Only the lines that contain the string "text" belong in the answer; pull them from the records.

=== Records supplied ===

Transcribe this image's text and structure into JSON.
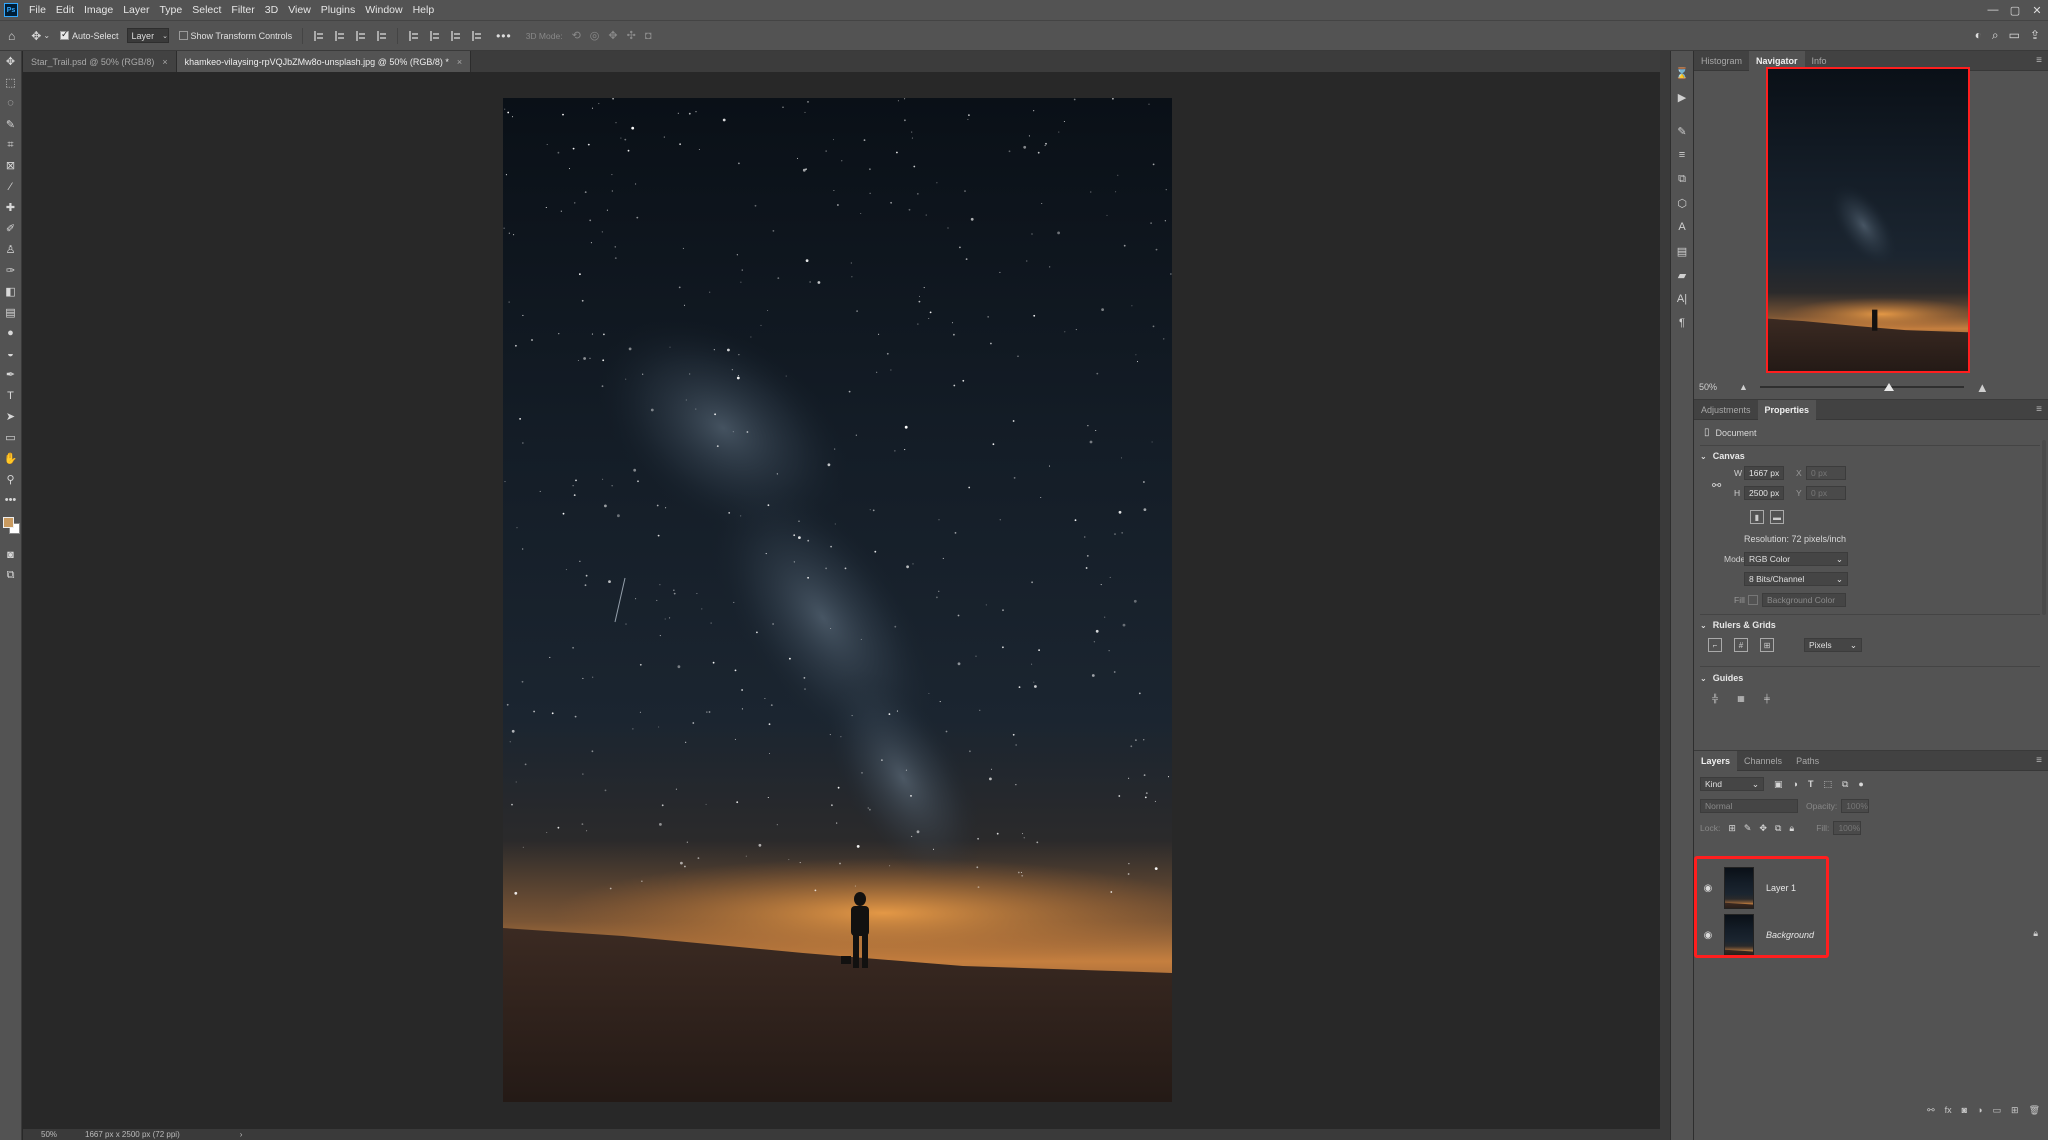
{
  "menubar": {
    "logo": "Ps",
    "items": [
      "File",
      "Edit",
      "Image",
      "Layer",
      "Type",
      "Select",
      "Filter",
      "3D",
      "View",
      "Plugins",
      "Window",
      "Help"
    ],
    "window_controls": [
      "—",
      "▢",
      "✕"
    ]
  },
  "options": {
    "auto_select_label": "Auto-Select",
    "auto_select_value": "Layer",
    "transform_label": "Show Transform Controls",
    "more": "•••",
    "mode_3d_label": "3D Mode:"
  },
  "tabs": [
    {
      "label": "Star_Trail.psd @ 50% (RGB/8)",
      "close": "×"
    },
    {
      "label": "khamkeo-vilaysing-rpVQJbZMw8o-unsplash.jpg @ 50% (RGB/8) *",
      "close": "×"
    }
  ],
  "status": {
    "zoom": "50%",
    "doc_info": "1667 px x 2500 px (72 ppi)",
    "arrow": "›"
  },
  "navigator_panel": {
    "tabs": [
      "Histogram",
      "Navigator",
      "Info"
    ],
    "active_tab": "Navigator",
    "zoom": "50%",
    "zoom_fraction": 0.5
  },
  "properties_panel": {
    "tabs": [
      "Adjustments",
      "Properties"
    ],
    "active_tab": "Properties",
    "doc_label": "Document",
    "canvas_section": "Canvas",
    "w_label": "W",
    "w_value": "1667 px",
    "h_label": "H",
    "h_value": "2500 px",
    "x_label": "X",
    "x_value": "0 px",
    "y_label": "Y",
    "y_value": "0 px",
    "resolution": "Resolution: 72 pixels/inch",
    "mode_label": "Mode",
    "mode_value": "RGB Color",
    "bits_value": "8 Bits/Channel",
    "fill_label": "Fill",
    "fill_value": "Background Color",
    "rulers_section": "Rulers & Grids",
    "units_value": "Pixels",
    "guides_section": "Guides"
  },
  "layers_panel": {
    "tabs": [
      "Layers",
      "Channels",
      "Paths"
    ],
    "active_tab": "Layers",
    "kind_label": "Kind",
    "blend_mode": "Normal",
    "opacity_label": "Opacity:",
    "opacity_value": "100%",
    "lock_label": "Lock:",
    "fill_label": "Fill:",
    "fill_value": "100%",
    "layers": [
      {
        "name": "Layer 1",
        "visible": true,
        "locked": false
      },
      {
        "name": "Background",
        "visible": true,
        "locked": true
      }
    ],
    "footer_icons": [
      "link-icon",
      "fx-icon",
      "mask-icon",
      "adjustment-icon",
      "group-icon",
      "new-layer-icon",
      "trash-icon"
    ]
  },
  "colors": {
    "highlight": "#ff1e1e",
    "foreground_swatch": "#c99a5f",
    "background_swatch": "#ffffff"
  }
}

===
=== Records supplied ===

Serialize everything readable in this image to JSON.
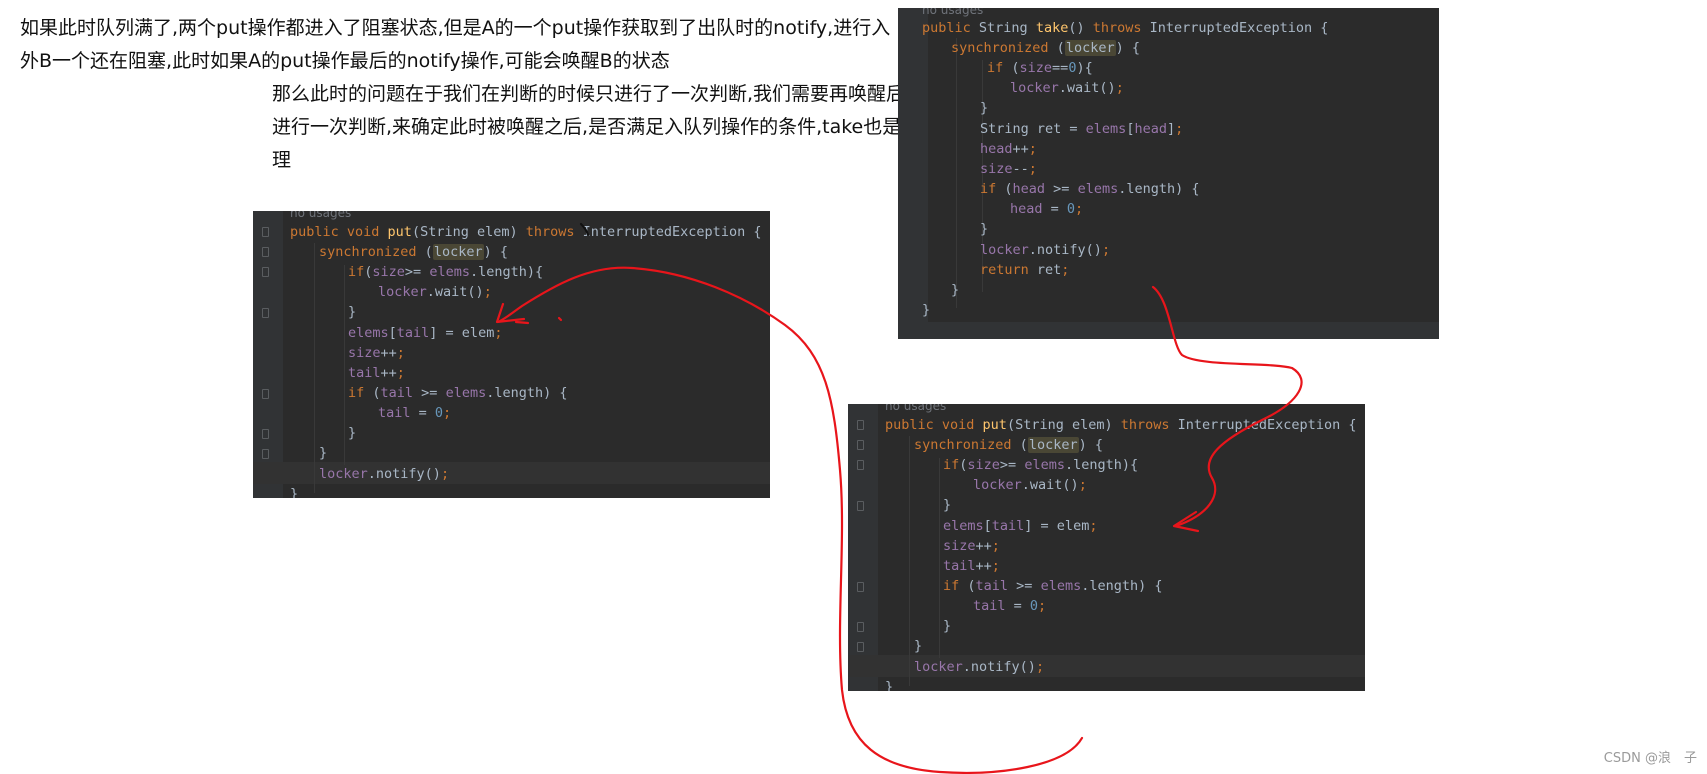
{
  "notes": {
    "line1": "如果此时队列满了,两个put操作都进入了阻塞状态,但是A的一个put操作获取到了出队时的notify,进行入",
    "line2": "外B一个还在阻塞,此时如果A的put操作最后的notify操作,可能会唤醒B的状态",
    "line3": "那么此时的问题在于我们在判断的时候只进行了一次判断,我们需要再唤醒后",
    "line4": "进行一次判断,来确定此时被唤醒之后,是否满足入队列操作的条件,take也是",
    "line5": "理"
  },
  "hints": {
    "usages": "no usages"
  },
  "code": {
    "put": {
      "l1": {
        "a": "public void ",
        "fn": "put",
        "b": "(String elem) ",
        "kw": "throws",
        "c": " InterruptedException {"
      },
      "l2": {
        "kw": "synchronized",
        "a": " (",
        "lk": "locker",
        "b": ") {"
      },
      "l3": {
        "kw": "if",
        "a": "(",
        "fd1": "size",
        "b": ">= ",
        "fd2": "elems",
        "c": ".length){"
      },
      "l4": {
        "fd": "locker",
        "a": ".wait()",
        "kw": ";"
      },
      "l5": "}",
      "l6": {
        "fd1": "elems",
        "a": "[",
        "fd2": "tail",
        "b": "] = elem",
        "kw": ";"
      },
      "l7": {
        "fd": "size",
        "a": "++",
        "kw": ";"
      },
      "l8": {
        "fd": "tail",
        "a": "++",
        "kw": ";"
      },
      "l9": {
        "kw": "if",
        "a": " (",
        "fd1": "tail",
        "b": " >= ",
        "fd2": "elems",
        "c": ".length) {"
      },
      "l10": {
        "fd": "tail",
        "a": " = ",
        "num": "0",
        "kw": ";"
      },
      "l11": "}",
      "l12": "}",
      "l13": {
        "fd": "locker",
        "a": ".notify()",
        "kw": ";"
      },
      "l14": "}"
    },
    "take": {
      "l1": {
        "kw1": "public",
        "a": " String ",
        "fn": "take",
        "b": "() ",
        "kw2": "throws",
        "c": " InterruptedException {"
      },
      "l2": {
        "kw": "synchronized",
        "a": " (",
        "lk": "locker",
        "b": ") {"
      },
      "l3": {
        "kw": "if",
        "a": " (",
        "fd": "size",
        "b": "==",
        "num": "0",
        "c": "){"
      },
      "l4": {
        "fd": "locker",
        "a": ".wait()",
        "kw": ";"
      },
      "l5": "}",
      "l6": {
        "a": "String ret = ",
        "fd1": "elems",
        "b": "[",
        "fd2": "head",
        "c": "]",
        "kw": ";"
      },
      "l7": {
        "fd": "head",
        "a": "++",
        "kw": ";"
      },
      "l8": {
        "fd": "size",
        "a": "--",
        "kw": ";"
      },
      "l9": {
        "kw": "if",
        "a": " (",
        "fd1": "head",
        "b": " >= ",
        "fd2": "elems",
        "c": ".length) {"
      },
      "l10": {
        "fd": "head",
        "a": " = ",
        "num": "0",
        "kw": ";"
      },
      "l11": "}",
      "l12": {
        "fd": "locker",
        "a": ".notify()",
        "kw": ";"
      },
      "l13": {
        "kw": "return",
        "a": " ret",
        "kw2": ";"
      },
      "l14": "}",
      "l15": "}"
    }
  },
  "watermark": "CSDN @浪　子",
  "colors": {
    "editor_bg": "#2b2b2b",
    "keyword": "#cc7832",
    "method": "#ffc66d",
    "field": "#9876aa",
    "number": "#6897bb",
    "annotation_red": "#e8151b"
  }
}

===
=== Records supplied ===

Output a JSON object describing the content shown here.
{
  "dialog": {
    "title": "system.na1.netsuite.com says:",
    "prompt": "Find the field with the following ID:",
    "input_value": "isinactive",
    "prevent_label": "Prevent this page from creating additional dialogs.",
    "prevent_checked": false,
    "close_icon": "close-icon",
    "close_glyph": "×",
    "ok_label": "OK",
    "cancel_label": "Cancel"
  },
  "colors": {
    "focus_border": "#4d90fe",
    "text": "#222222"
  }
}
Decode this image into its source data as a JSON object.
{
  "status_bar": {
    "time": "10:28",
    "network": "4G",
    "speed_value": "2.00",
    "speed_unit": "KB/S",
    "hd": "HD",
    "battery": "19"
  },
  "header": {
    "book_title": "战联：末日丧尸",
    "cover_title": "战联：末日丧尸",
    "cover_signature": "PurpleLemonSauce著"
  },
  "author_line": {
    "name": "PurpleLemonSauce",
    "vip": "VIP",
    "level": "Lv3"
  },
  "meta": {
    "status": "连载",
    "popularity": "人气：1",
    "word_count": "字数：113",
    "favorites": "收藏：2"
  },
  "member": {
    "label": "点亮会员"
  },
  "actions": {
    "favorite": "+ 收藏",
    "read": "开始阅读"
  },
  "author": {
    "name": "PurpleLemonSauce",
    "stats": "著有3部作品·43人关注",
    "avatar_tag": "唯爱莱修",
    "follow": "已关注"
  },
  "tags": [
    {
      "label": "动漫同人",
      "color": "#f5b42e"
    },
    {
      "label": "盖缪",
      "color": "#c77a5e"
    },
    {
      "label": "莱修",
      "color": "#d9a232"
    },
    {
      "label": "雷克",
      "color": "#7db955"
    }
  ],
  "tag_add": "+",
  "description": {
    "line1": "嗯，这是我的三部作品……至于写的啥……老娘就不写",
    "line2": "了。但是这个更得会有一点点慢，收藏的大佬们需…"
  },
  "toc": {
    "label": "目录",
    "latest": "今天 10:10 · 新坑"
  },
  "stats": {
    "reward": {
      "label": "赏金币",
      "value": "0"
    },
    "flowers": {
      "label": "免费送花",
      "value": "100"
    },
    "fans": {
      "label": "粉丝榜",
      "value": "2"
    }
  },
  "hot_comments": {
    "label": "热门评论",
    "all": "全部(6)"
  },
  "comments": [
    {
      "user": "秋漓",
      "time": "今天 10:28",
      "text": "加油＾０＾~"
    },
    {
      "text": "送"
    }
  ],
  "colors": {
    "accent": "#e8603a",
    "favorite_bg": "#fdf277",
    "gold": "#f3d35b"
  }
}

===

■ **Task result**
Transcribe this image's text and structure into JSON.
    "text": "#222222"
      "text": "加油＾０＾~"
      "text": "送"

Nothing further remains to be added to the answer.